French President Francois Hollande wasted no time expressing his nation’s gratitude to the American and British heroes who thwarted a jihad attack on a high-speed train on Friday, saving dozens of lives and delivering a hog-tied ISIS lone wolf to the French police.
On Monday morning, Hollande pinned the Legion d’Honneur, France’s highest honor, upon the chests of Americans Spencer Stone, Alek Skarlatos, and Anthony Sadler, and Chris Norman of Britain.
“We are here to honour four men who, thanks to their bravery, managed to save lives,” said Hollande at the ceremony, held at the Elysee Palace in Paris. “In the name of France, I would like to thank you. The whole world admires your bravery. It should be an example to all of us and inspire us. You put your lives at risk in order to defend freedom.”
“A terrorist decided to commit an attack. He had enough weapons and ammunition to carry out real carnage, and that’s what he would have done if you hadn’t tackled him at a risk to your own lives,” Hollande continued, referring to the 300 rounds of ammunition carried by the would-be jihadi. “You gave us a lesson in courage, in will, and thus in hope. Faced with the evil called terrorism there is a good, that is humanity. You are the incarnation of that.”
“If you had told me before that I would one day be awarded the Lgion d’Honneur, I wouldn’t have believed it,” said Chris Norman, as quoted by the UK Telegraph. “I did what I could, what I had to do, but it’s the others you should be thanking, especially Spence and Alek.”
“I turned around and I saw he had what looked to be an AK-47 and it looked like it was jammed or wasn’t working and he was trying to charge the weapon,” said Stone, as quoted by the BBC. “Alek just hit me on the shoulder and said ‘Let’s go’ and ran down, tackled him. We hit the ground.”
“The gunman would have been successful if my friend Spencer had not gotten up,” said Sadler. “I want that lesson to be learned, in times of terror like that, to please do something. Don’t just stand by and watch.”
Norman works as a IT consultant in the U.K. Stone is an Airman First Class, while Skarlatos is a specialist in the Oregon National Guard. The New York Times describes the Americans as appearing in “khaki slacks and polo shirts, bringing a casual touch to the ornate ceremony,” while Stone, “whose thumb was severely cut by the gunman, still had his left arm in a sling as well as a bruised eye.”

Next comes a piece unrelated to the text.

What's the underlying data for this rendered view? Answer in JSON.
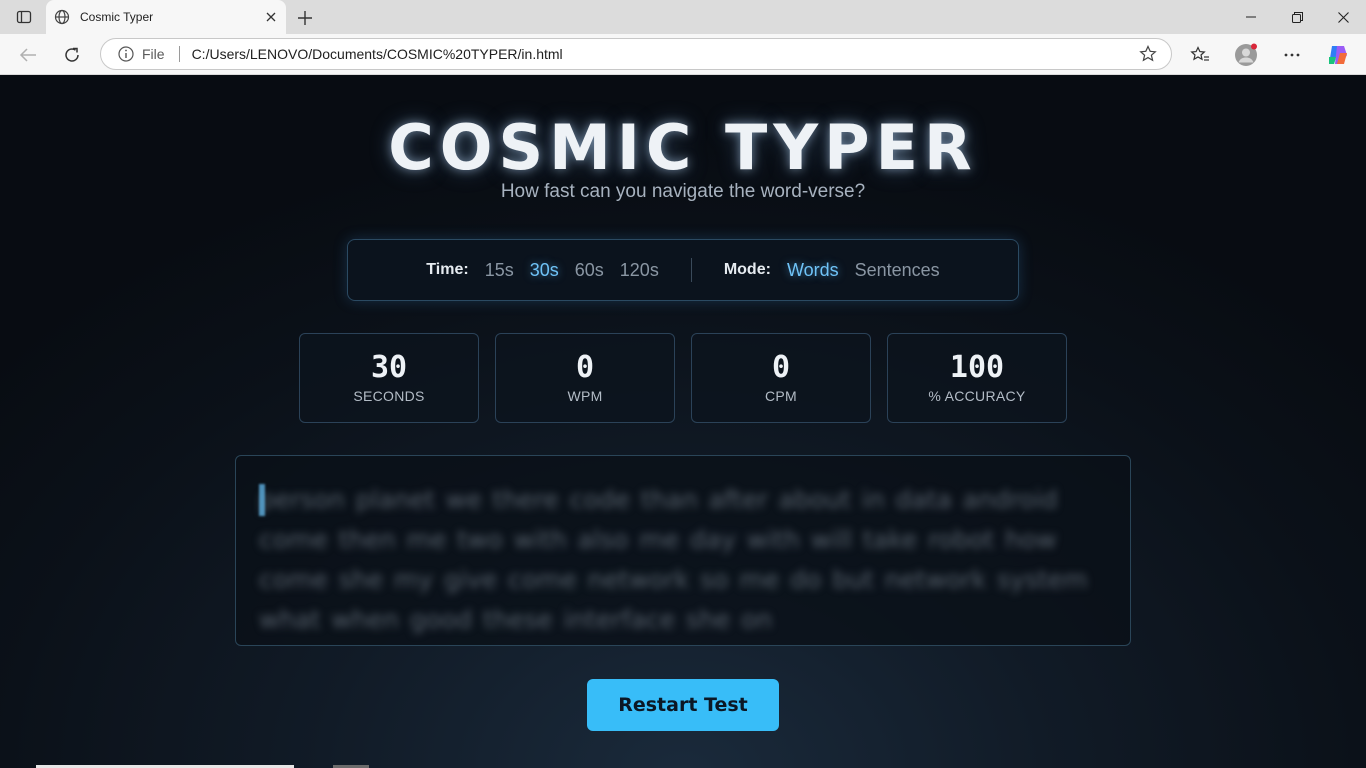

The ceremony was also attended by Prime Minister Manuel Valls, Belgian Prime Minister Charles Michel, and Jane Hartley, the U.S. ambassador to France, along with the head of French rail company SNCF. The train had just crossed the border from Belgium into France when the attack began.

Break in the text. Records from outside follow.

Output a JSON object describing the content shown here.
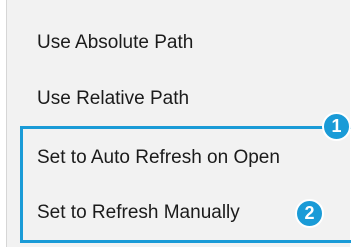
{
  "menu": {
    "items": [
      {
        "label": "Use Absolute Path"
      },
      {
        "label": "Use Relative Path"
      },
      {
        "label": "Set to Auto Refresh on Open"
      },
      {
        "label": "Set to Refresh Manually"
      }
    ]
  },
  "callouts": [
    "1",
    "2"
  ],
  "colors": {
    "accent": "#1a9bd7",
    "menu_background": "#f2f2f2",
    "text": "#1b1b1b"
  }
}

As the Times observes, the American trio was only on the train due to a last-minute decision to visit Paris instead of spending the night in Amsterdam.
Two other heroes from the train attack will also receive the Legion d’Honneur, a 51-year-old French-American passenger named Mark Moogalian, and an as-yet unidentified French citizen. According to the BBC, the French citizen was the first to encounter intrepid mass-murderer Ayoub el-Khazzani and attempt to disarm him. Moogalian saw the scuffle, tried to intervene, and was shot in the neck.
The Telegraph has a full account of the battle from Moogalian’s wife, who credits Spencer Stone with saving her husband’s life:
My husband told me he saw a man who he thought appeared strange because he went into the toilet with his bag and stayed there for a very long time… Then the man came out and he saw that the man was carrying a weapon and another person was tackling him from behind. He told me, ‘Go, this is serious.’ I just moved a few seats away and my husband rushed at the man to take his weapon, a Kalashnikov. Then he collapsed and I saw him through the gaps between the seats. He looked at me and said, ‘I’m hit, I’m hit.’ He thought he was going to die.
There was blood everywhere. I rushed to him and I saw he was hit in the back. I made a sort of tourniquet with a scarf and then I saw that he had another wound on the neck. I ran into carriage number 11 to ask for help. I asked if there was a doctor and I said, ‘He’s dead, he’s dead, he’s dead’. No one came so I went back to carriage number 12 while the American soldiers were pinning the attacker down…
Spencer Stone knew how to give first aid. He put his finger on the wound in the middle of his neck and he stayed in that position for the whole journey until we got to Arras so I think he really saved my husband’s life. I didn’t have time to think and I thought at first that we were all going to die. That’s what I was thinking, that we were all going to be shot.”
The Frenchman is described as a 28-year-old banker who wishes to remain anonymous.
“You averted what could have been a true carnage,” Hollande said to the railway heroes. “Your heroism should be an example and a source of inspiration for everyone. You behaved like soldiers but also as men, responsible men.”